* INPUT *
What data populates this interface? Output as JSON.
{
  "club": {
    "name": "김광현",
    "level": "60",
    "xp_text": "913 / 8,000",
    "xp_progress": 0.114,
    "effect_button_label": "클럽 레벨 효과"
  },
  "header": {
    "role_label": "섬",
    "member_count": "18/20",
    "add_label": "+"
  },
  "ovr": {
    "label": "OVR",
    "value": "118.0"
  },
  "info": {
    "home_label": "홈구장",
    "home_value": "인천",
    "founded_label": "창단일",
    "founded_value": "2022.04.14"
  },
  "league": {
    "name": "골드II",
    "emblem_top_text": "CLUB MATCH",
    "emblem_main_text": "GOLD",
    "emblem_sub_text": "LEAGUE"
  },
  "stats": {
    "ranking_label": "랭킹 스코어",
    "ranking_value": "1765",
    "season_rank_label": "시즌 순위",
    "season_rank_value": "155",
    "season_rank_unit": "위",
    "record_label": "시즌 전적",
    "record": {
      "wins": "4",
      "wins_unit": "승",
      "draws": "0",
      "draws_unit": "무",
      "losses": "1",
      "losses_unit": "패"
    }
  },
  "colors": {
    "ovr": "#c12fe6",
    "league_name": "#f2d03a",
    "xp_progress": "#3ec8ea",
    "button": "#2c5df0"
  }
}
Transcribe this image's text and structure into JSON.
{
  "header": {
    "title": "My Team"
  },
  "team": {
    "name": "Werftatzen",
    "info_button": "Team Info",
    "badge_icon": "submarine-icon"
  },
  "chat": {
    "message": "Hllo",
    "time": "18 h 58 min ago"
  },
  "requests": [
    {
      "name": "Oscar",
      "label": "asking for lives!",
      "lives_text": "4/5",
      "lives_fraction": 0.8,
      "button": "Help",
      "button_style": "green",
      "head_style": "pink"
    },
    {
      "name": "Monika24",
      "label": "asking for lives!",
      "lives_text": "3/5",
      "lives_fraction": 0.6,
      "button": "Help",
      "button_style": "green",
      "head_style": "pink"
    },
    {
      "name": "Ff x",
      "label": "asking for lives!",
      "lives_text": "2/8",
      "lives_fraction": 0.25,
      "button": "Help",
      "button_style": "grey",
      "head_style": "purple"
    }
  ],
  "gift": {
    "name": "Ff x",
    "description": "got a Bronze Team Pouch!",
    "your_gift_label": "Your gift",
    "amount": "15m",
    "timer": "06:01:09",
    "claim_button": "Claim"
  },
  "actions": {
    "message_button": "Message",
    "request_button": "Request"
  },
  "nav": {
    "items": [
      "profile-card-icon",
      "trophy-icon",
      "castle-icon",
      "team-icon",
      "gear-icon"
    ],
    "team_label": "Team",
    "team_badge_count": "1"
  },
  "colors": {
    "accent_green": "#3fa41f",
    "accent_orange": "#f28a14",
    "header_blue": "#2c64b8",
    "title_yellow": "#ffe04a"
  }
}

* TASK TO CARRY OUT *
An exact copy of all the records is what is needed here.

* SOLUTION BELOW *
What data populates this interface? Output as JSON.
{
  "club": {
    "name": "김광현",
    "level": "60",
    "xp_text": "913 / 8,000",
    "xp_progress": 0.114,
    "effect_button_label": "클럽 레벨 효과"
  },
  "header": {
    "role_label": "섬",
    "member_count": "18/20",
    "add_label": "+"
  },
  "ovr": {
    "label": "OVR",
    "value": "118.0"
  },
  "info": {
    "home_label": "홈구장",
    "home_value": "인천",
    "founded_label": "창단일",
    "founded_value": "2022.04.14"
  },
  "league": {
    "name": "골드II",
    "emblem_top_text": "CLUB MATCH",
    "emblem_main_text": "GOLD",
    "emblem_sub_text": "LEAGUE"
  },
  "stats": {
    "ranking_label": "랭킹 스코어",
    "ranking_value": "1765",
    "season_rank_label": "시즌 순위",
    "season_rank_value": "155",
    "season_rank_unit": "위",
    "record_label": "시즌 전적",
    "record": {
      "wins": "4",
      "wins_unit": "승",
      "draws": "0",
      "draws_unit": "무",
      "losses": "1",
      "losses_unit": "패"
    }
  },
  "colors": {
    "ovr": "#c12fe6",
    "league_name": "#f2d03a",
    "xp_progress": "#3ec8ea",
    "button": "#2c5df0"
  }
}
Transcribe this image's text and structure into JSON.
{
  "header": {
    "title": "My Team"
  },
  "team": {
    "name": "Werftatzen",
    "info_button": "Team Info",
    "badge_icon": "submarine-icon"
  },
  "chat": {
    "message": "Hllo",
    "time": "18 h 58 min ago"
  },
  "requests": [
    {
      "name": "Oscar",
      "label": "asking for lives!",
      "lives_text": "4/5",
      "lives_fraction": 0.8,
      "button": "Help",
      "button_style": "green",
      "head_style": "pink"
    },
    {
      "name": "Monika24",
      "label": "asking for lives!",
      "lives_text": "3/5",
      "lives_fraction": 0.6,
      "button": "Help",
      "button_style": "green",
      "head_style": "pink"
    },
    {
      "name": "Ff x",
      "label": "asking for lives!",
      "lives_text": "2/8",
      "lives_fraction": 0.25,
      "button": "Help",
      "button_style": "grey",
      "head_style": "purple"
    }
  ],
  "gift": {
    "name": "Ff x",
    "description": "got a Bronze Team Pouch!",
    "your_gift_label": "Your gift",
    "amount": "15m",
    "timer": "06:01:09",
    "claim_button": "Claim"
  },
  "actions": {
    "message_button": "Message",
    "request_button": "Request"
  },
  "nav": {
    "items": [
      "profile-card-icon",
      "trophy-icon",
      "castle-icon",
      "team-icon",
      "gear-icon"
    ],
    "team_label": "Team",
    "team_badge_count": "1"
  },
  "colors": {
    "accent_green": "#3fa41f",
    "accent_orange": "#f28a14",
    "header_blue": "#2c64b8",
    "title_yellow": "#ffe04a"
  }
}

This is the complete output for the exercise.